* [What is being asked]
Where does the string "multimediali" appear? Copy every line of the entries below that holds it.

Dataset excerpts:
◆ ◆ ◆ ◆ ◆ ◆ ◆
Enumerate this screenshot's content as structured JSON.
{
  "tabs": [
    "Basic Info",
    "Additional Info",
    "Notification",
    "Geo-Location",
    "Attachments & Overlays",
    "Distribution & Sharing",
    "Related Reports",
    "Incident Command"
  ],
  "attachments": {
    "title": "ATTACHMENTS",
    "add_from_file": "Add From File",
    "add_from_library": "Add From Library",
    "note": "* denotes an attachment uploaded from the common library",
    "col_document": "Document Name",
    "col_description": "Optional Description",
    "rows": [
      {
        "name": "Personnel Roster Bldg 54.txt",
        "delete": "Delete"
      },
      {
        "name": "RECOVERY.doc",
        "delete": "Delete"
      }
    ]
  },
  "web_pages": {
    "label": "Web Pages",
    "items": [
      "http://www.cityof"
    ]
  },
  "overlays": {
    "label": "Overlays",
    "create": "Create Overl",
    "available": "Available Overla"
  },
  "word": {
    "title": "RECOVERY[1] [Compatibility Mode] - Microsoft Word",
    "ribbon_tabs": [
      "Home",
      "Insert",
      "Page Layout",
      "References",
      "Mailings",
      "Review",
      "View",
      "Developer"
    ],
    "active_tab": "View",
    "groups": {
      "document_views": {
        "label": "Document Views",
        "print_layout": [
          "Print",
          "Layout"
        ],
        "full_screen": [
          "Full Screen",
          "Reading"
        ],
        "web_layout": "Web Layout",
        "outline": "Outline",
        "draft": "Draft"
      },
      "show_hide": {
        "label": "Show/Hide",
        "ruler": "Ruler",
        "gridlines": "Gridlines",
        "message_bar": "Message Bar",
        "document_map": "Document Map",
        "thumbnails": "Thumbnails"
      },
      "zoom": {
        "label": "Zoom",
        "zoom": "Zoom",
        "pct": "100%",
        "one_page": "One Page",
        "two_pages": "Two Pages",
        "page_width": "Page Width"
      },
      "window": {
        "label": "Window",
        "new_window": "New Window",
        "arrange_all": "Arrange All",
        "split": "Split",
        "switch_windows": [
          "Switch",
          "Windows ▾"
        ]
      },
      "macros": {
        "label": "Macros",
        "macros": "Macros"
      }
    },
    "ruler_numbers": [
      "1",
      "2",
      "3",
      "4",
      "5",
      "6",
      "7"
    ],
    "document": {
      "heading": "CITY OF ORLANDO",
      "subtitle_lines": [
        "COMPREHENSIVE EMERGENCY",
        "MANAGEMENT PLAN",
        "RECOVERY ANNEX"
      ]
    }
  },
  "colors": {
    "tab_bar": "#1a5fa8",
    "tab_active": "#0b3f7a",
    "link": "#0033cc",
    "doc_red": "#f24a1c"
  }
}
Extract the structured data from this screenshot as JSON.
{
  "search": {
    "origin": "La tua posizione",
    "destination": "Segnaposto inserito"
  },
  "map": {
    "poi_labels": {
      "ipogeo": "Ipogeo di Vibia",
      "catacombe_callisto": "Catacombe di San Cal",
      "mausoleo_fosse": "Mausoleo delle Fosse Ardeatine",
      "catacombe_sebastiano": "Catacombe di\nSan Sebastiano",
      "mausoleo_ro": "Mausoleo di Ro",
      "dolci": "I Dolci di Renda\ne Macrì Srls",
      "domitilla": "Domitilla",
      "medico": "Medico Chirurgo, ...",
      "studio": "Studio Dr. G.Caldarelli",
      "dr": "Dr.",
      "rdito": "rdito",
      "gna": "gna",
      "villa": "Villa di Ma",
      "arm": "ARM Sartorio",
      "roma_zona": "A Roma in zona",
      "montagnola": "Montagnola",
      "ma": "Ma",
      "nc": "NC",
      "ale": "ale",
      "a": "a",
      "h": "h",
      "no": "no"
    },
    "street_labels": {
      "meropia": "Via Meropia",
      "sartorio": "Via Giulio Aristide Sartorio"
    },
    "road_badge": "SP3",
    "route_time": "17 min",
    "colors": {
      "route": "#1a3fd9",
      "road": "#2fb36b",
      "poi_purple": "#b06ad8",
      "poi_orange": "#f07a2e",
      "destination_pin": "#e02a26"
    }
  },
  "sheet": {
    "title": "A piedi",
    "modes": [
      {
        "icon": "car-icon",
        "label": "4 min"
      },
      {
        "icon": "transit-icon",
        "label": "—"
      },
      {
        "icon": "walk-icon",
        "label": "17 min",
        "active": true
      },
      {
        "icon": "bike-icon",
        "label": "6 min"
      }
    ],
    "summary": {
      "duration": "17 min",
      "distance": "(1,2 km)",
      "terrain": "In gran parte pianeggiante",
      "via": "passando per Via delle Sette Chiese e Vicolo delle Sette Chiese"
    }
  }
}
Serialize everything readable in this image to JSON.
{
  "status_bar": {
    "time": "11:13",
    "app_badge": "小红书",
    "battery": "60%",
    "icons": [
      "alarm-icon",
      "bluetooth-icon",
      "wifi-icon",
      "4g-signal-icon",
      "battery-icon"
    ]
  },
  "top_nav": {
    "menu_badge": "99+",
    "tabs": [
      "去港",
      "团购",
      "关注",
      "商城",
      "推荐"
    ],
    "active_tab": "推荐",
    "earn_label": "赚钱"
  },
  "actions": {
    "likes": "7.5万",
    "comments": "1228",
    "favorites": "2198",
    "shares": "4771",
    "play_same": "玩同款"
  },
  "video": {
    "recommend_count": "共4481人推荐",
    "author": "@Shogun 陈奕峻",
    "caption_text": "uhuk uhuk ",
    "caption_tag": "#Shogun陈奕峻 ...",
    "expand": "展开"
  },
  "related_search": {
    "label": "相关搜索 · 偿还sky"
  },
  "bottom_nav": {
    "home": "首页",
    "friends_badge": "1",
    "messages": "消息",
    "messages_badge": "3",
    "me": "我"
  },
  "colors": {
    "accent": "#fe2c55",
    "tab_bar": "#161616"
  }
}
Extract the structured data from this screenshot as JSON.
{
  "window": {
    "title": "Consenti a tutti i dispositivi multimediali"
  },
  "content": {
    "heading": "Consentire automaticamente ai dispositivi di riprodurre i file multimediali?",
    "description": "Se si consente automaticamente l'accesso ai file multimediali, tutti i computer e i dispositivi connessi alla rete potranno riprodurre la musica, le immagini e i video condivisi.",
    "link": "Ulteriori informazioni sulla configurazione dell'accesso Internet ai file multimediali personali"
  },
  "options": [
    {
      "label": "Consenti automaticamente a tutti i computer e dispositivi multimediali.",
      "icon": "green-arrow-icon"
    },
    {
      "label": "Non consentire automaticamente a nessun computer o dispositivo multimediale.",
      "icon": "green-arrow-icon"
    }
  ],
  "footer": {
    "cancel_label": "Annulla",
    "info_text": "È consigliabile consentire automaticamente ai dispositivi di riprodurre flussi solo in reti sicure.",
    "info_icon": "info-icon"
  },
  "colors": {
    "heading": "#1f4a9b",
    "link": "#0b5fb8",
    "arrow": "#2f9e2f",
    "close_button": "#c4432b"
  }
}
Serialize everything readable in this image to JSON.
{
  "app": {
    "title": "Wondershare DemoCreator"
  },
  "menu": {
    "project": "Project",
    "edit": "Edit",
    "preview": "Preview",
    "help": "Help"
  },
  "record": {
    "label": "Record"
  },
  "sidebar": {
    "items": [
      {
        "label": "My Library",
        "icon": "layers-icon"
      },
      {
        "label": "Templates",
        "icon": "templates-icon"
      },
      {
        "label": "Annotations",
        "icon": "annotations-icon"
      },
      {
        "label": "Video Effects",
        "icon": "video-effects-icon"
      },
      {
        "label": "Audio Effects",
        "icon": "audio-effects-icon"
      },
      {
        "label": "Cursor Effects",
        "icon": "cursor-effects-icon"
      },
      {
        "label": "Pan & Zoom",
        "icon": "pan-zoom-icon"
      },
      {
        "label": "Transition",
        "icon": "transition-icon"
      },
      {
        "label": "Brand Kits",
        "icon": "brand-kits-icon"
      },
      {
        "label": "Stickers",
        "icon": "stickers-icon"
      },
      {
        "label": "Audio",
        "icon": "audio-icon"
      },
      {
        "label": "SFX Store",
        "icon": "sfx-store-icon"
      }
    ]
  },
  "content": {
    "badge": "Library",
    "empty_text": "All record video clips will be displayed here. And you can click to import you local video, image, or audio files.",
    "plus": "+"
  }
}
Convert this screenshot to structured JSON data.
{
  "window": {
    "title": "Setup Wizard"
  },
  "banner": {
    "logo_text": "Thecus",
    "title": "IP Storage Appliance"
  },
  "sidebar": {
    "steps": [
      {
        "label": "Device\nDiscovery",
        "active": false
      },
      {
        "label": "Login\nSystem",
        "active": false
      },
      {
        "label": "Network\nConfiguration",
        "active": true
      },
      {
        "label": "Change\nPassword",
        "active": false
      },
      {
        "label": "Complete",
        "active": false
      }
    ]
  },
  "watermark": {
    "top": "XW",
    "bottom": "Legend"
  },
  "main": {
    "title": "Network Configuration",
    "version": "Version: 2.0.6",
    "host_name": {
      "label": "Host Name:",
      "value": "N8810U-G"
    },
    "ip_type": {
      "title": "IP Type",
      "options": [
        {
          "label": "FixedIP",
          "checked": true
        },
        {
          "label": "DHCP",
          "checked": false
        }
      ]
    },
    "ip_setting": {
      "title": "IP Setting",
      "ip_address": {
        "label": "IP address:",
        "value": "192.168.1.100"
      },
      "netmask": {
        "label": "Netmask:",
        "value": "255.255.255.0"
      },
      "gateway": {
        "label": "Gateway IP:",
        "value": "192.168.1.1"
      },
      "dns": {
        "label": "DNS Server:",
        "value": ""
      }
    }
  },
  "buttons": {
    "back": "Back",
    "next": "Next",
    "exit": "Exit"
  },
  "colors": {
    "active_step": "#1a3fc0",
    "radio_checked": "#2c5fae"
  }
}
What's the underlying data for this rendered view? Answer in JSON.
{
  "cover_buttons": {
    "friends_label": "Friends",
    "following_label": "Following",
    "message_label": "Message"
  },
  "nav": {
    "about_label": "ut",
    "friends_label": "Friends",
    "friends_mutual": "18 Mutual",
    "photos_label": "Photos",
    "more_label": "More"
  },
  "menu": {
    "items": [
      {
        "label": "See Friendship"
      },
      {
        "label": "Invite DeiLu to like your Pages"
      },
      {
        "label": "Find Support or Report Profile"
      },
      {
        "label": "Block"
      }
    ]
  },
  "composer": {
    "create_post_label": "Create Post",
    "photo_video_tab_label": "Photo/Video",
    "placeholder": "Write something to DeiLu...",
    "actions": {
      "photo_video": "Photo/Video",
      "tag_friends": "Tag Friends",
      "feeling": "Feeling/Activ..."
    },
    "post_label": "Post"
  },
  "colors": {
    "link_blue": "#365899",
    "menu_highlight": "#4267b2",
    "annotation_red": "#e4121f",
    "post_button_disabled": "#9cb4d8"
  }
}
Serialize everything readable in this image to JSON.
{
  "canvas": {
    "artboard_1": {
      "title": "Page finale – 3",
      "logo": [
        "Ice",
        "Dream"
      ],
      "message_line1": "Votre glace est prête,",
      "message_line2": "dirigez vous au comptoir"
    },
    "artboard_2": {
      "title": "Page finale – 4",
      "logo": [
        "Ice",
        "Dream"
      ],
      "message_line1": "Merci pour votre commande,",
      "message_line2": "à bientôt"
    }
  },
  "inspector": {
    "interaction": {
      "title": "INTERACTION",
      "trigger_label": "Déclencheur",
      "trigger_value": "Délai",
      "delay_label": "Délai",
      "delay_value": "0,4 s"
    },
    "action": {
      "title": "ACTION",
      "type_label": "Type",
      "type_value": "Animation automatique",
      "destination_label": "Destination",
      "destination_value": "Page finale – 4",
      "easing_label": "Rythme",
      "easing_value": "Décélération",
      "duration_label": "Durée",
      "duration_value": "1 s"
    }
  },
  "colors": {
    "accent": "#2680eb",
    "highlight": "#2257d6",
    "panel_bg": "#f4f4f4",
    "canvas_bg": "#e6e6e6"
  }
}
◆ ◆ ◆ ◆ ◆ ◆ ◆
* [Solution for this task]
    "title": "Consenti a tutti i dispositivi multimediali"
    "heading": "Consentire automaticamente ai dispositivi di riprodurre i file multimediali?",
    "description": "Se si consente automaticamente l'accesso ai file multimediali, tutti i computer e i dispositivi connessi alla rete potranno riprodurre la musica, le immagini e i video condivisi.",
    "link": "Ulteriori informazioni sulla configurazione dell'accesso Internet ai file multimediali personali"
      "label": "Consenti automaticamente a tutti i computer e dispositivi multimediali.",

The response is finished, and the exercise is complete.